By Tasha, IvyWise College Admissions Counselor and Former Admissions Officer at the University of Southern California
Have you dreamt of an intimate and intellectually rigorous college experience, one where you engage in deep classroom discussions around a single table with your professor and classmates? Seminar style classrooms, like the one described above, is the bread and butter of liberal arts colleges.
The liberal arts model is all about small class size, critical thinking, inspiring classroom discussion, interdisciplinary learning and intellectual curiosity. The kinds of students who should consider liberal arts studies are those who are drawn to any of these elements. Read on for examples of 3 types of students who should consider liberal arts studies.
What is a Liberal Arts Education?
A liberal arts education makes sure that students are exposed to a range of disciplines in the arts and sciences. Most US colleges have a liberal arts curriculum in their general distribution requirements, requiring students to take courses in a variety of subjects and often, making interdisciplinary connections. Students eventually specialize with a major while maintaining a diverse knowledge base.
What Students are a Good Fit for Liberal Arts Studies?
Everyone can benefit from a liberal arts education, but there are some students where this path is the best-fit for their goals and skills. Here are three types of students that should consider pursuing a liberal arts education.
You Like to Make Connections and You Go Down Rabbit Holes
Are you the kind of person that learns about something and then obsesses about it – going into a deep internet rabbit hole? Are you the kind of student who likes to make connections between subjects or new nuggets of knowledge? For example, a liberal arts student in a coastal geology course may become interested in the history of the people who used to live in the place they’re studying.

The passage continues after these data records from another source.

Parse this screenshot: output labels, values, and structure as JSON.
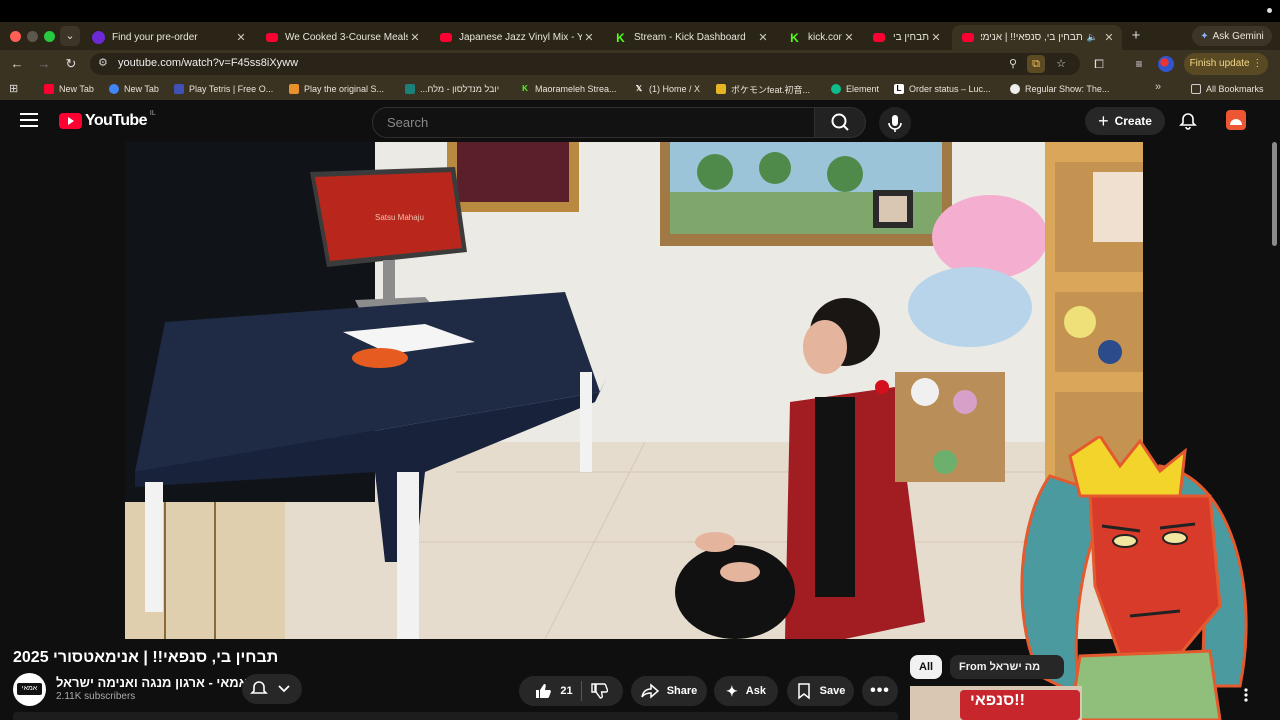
{
  "browser": {
    "tabs": [
      {
        "title": "Find your pre-order",
        "favicon": "purple-circle"
      },
      {
        "title": "We Cooked 3-Course Meals",
        "favicon": "youtube"
      },
      {
        "title": "Japanese Jazz Vinyl Mix - Yo",
        "favicon": "youtube"
      },
      {
        "title": "Stream - Kick Dashboard",
        "favicon": "kick"
      },
      {
        "title": "kick.com",
        "favicon": "kick"
      },
      {
        "title": "תבחין בי",
        "favicon": "youtube"
      },
      {
        "title": "תבחין בי, סנפאי!! | אנימא",
        "favicon": "youtube",
        "active": true
      }
    ],
    "gemini_label": "Ask Gemini",
    "url": "youtube.com/watch?v=F45ss8iXyww",
    "finish_update_label": "Finish update",
    "bookmarks": [
      {
        "label": "New Tab",
        "favicon": "youtube"
      },
      {
        "label": "New Tab",
        "favicon": "chrome"
      },
      {
        "label": "Play Tetris | Free O...",
        "favicon": "tetris"
      },
      {
        "label": "Play the original S...",
        "favicon": "snake"
      },
      {
        "label": "יובל מנדלסון - מלח...",
        "favicon": "teal"
      },
      {
        "label": "Maorameleh Strea...",
        "favicon": "kick"
      },
      {
        "label": "(1) Home / X",
        "favicon": "x"
      },
      {
        "label": "ポケモンfeat.初音...",
        "favicon": "yellow"
      },
      {
        "label": "Element",
        "favicon": "element"
      },
      {
        "label": "Order status – Luc...",
        "favicon": "l"
      },
      {
        "label": "Regular Show: The...",
        "favicon": "circle"
      }
    ],
    "all_bookmarks_label": "All Bookmarks",
    "colors": {
      "tab_strip": "#2b2517",
      "toolbar": "#3a3322",
      "accent": "#f3d98a"
    }
  },
  "youtube": {
    "logo_text": "YouTube",
    "country_code": "IL",
    "search_placeholder": "Search",
    "create_label": "Create",
    "video": {
      "title": "תבחין בי, סנפאי!! | אנימאטסורי 2025",
      "monitor_text": "Satsu Mahaju"
    },
    "channel": {
      "name": "אמאי - ארגון מנגה ואנימה ישראל",
      "subscribers": "2.11K subscribers",
      "avatar_text": "אמאי"
    },
    "actions": {
      "likes": "21",
      "share": "Share",
      "ask": "Ask",
      "save": "Save"
    },
    "chips": {
      "all": "All",
      "from": "From מה ישראל"
    },
    "thumbnail_text": "סנפאי!!"
  }
}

This could lead to a deep dive on the indigenous language of those people and the way it connects to the geography of the place. Sound interesting? This is exactly the kind of interdisciplinary thinking, exploration, and research that a liberal arts education encourages.
Some liberal arts courses, especially discussion-based courses or more advanced courses, may feature very specific topics. For example, rather than take a general course on the history of Latin America, a liberal arts curriculum may offer a specialized course on the social history of Cuba between the Spanish-American war and the Cuban Revolution. Sound specific? That’s because it is! This allows students to delve deeply into particular research topics. This tends to be very appealing to students who fall into rabbit holes when they are interested in a subject. Think of the liberal arts as an invitation to continue to discover new rabbit holes of knowledge throughout your college years.
You Have a Lot of Interests and Are Undecided on Your Major
The liberal arts are generally a great path for students who are very undecided on what they want to major in. Typically, colleges that specialize in or prioritize the liberal arts allow students a ton of wiggle room and space for exploration, especially in their first two years. Most liberal arts course requirements offer students an organic opportunity to experiment and discover their interests. For example, a student may take a general anthropology course and discover their interest in political science or journalism. A different student may take a biology course and discover their interest in environmental science and ecology. That said, some undecided students are often undecided because they already have so many interests. A liberal arts education may help you narrow things down through extensive course catalogs and specific course offerings.
You Really Enjoy Reading and Writing
Though the liberal arts include the hard sciences and social sciences, there is a particular focus on the humanities. A liberal arts seminar might be in history, English, art history – you name it! These kinds of courses will be discussion-based, which means that they will require quite a bit of reading. The discussions will be based on that reading and your written assignments will be based on those readings and those discussions. The quantity of written assignments will vary depending on the class, but in general, liberal arts curricula require quite a bit of writing. Because of this, many colleges require English composition in the first year. Others require first year seminars, which are small, discussion-based courses, typically in the humanities, that focus on making sure students are able to think critically and produce college-level writing that reflects that.
If you go to college in the US, chances are that you will be exposed to the liberal arts in some way. The question is whether you will seek out the liberal arts specifically, either by attending a liberal arts college or by enrolling in a program that focuses on the liberal arts, like the Boston University College of General Studies, for example. If you identified with any of the types of students described, consider learning more about the liberal arts through some of our free resources or by talking with your college counselor.
At IvyWise, we work with students interested in a variety of fields and majors, including those looking to narrow down their interests or pursue a more broad, liberal arts education. Our experienced counselors will help you identify the best-fit schools and courses of study for your interests and goals – no matter how specific or undefined. For more information on our college counseling services and a free College Prep Analysis, contact us today.